TASK TO CARRY OUT:
When the word "this" appears in a line of the data below, list that line.

DATA FOR REVIEW:
______
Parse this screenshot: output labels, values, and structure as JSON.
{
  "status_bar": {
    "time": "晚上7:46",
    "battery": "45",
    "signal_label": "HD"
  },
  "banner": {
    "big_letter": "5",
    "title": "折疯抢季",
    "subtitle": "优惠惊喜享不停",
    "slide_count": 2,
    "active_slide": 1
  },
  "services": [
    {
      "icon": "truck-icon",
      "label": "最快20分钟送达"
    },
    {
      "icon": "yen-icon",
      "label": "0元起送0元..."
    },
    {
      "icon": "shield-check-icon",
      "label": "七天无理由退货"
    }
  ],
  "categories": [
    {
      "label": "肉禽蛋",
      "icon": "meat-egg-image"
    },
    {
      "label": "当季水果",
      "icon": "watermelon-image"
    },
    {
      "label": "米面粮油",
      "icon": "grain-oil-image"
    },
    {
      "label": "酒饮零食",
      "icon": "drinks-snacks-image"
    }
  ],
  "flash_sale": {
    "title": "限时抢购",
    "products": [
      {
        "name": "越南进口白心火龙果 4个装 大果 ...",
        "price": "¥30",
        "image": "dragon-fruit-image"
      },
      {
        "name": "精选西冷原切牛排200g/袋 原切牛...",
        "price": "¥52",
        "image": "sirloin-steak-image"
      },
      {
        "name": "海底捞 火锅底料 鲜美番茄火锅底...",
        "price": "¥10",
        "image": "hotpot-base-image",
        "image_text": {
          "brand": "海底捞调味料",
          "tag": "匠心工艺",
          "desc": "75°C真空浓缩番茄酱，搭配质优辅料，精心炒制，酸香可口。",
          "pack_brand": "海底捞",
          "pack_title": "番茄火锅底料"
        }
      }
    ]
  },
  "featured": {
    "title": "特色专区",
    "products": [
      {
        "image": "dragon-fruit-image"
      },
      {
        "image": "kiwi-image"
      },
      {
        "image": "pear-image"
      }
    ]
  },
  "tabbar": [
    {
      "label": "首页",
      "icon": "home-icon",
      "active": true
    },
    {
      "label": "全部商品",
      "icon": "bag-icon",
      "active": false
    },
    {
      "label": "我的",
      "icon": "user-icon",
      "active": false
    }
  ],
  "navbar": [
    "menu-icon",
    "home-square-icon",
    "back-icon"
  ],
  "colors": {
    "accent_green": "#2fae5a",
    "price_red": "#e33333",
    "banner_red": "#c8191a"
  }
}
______
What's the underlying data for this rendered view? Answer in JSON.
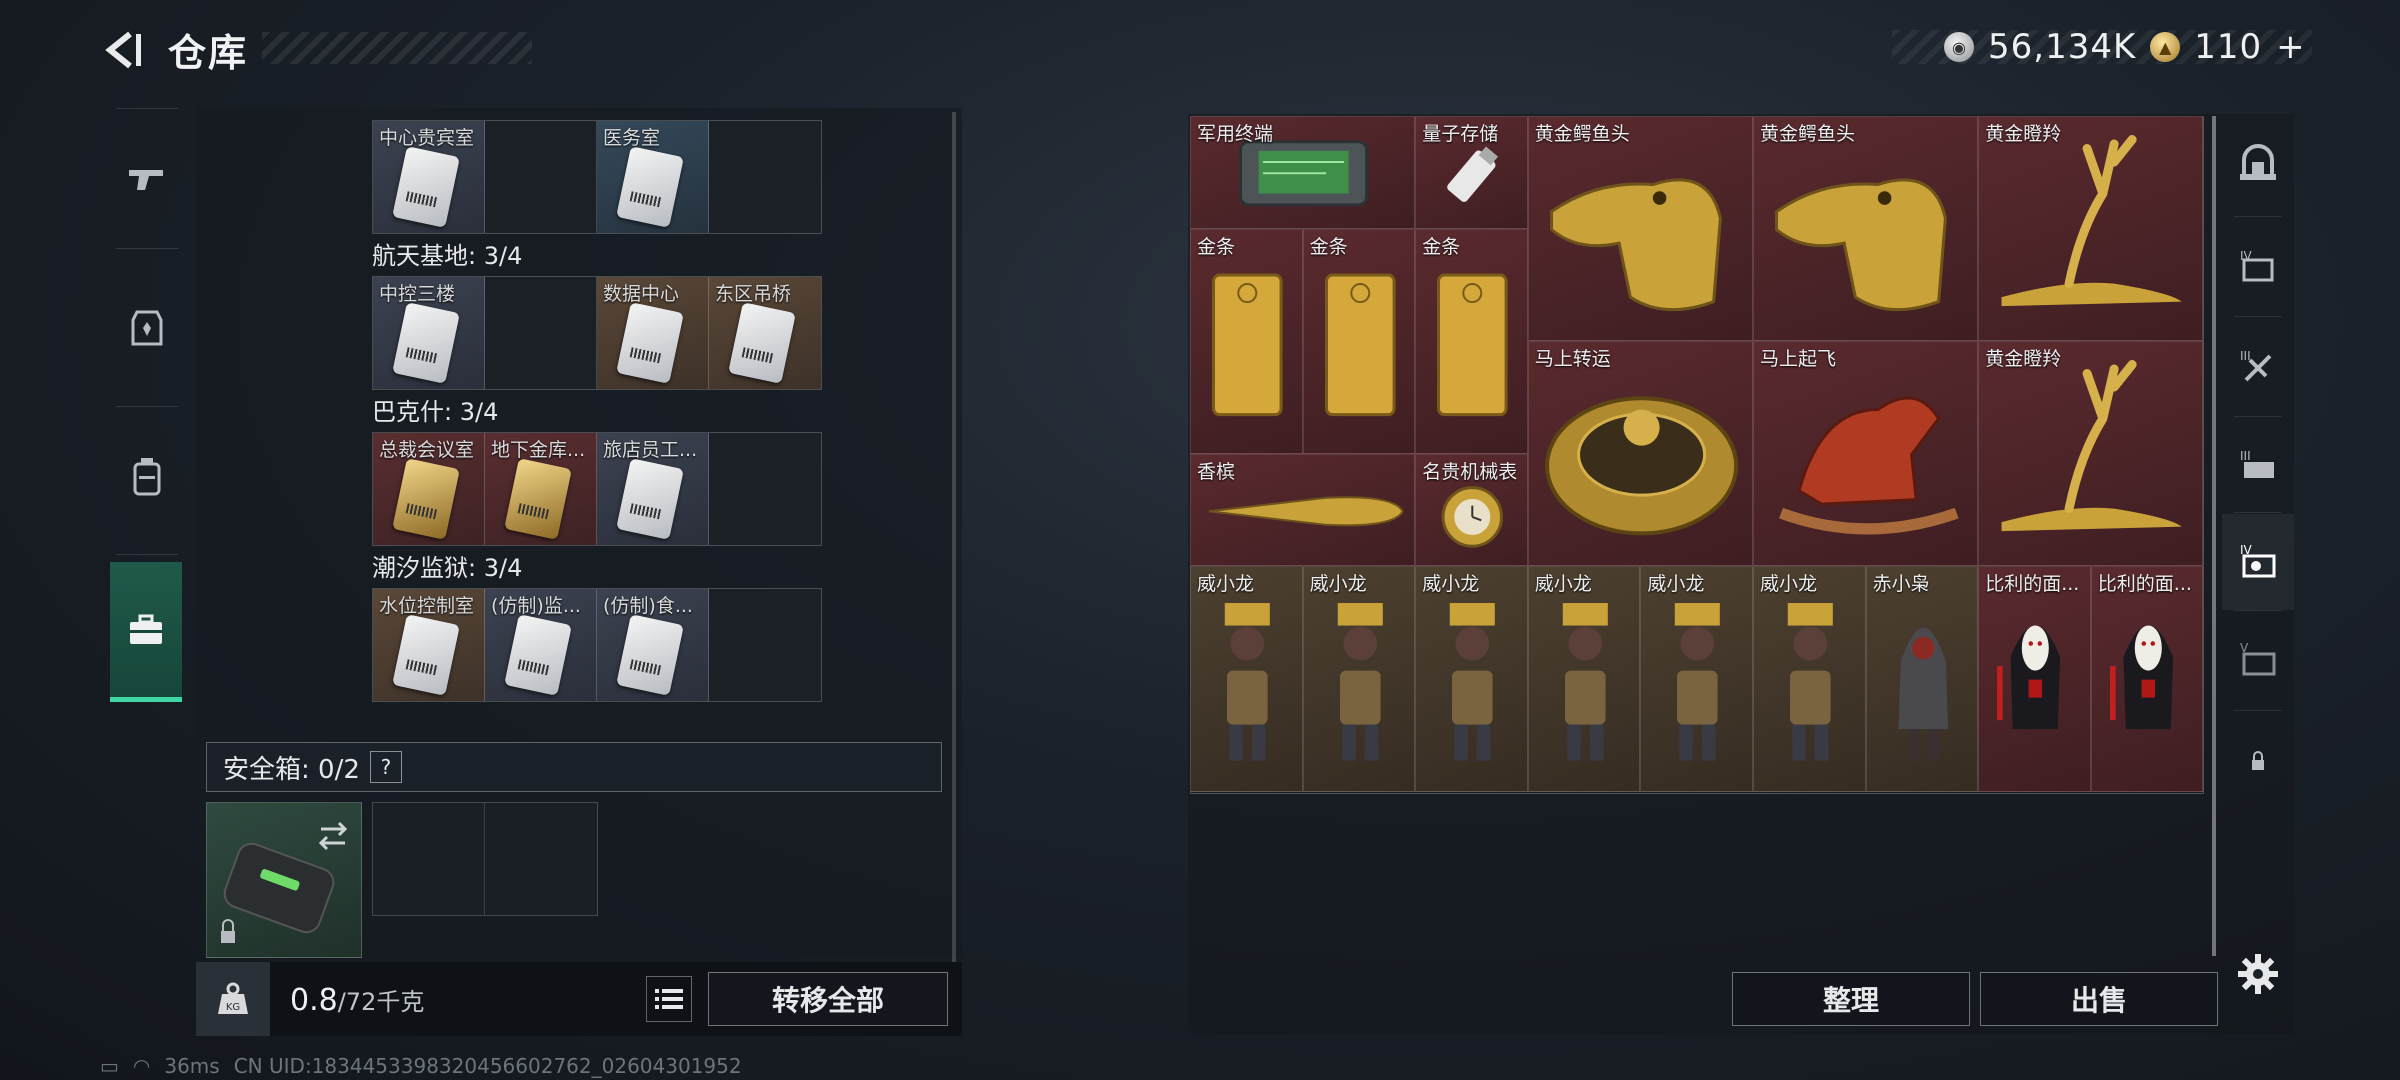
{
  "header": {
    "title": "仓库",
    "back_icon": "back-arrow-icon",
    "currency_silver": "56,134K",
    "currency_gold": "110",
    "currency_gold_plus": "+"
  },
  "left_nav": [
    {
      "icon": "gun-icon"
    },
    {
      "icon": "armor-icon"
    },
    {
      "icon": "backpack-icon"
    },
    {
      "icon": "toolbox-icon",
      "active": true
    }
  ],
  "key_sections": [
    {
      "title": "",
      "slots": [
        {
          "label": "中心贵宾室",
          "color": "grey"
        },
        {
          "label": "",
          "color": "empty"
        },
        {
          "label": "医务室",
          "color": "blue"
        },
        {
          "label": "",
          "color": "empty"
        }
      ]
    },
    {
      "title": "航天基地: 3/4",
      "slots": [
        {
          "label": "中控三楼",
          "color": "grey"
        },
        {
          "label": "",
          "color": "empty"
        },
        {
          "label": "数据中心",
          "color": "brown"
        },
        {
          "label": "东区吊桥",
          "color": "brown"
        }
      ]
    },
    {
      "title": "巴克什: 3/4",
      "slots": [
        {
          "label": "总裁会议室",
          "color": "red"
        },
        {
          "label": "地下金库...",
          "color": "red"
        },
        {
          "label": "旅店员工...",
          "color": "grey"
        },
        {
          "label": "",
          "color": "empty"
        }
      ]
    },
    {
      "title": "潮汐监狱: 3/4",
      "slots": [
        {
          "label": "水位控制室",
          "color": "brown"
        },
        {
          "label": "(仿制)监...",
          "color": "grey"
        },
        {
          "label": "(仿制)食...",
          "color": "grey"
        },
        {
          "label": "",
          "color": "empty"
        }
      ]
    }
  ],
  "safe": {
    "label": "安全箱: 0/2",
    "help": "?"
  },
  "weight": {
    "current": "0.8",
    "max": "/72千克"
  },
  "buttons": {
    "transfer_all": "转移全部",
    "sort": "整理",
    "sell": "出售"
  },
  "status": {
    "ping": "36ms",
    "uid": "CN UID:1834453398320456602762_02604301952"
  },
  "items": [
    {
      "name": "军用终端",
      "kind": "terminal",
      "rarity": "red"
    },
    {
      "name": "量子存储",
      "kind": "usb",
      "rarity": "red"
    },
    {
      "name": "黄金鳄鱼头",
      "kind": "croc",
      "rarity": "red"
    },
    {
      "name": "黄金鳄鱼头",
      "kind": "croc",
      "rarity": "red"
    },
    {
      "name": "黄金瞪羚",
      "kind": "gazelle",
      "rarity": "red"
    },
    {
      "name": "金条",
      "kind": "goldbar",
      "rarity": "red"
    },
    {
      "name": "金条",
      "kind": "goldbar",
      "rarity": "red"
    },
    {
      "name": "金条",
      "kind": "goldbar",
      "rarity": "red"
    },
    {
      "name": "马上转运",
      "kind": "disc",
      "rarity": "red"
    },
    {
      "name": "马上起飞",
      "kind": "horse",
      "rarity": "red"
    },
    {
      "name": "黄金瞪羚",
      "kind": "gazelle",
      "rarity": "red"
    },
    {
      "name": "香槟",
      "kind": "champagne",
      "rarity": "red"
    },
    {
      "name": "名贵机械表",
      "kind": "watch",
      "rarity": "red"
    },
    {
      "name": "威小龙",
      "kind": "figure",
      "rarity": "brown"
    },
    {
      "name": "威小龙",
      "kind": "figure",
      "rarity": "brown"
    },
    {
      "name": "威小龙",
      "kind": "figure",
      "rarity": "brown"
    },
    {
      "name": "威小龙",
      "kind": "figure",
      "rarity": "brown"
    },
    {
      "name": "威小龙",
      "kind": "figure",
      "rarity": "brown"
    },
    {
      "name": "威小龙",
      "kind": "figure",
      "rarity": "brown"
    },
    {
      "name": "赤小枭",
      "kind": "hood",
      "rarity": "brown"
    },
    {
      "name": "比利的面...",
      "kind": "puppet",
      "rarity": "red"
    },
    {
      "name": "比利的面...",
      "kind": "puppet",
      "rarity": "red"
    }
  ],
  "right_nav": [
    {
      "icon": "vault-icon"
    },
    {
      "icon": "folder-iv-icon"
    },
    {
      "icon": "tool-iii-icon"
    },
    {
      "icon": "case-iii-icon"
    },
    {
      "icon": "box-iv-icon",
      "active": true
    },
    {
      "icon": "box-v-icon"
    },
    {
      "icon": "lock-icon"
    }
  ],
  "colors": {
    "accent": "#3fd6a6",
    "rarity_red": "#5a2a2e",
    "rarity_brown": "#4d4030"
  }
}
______
WRITTEN SOLUTION:
Parse this screenshot: output labels, values, and structure as JSON.
What's the underlying data for this rendered view? Answer in JSON.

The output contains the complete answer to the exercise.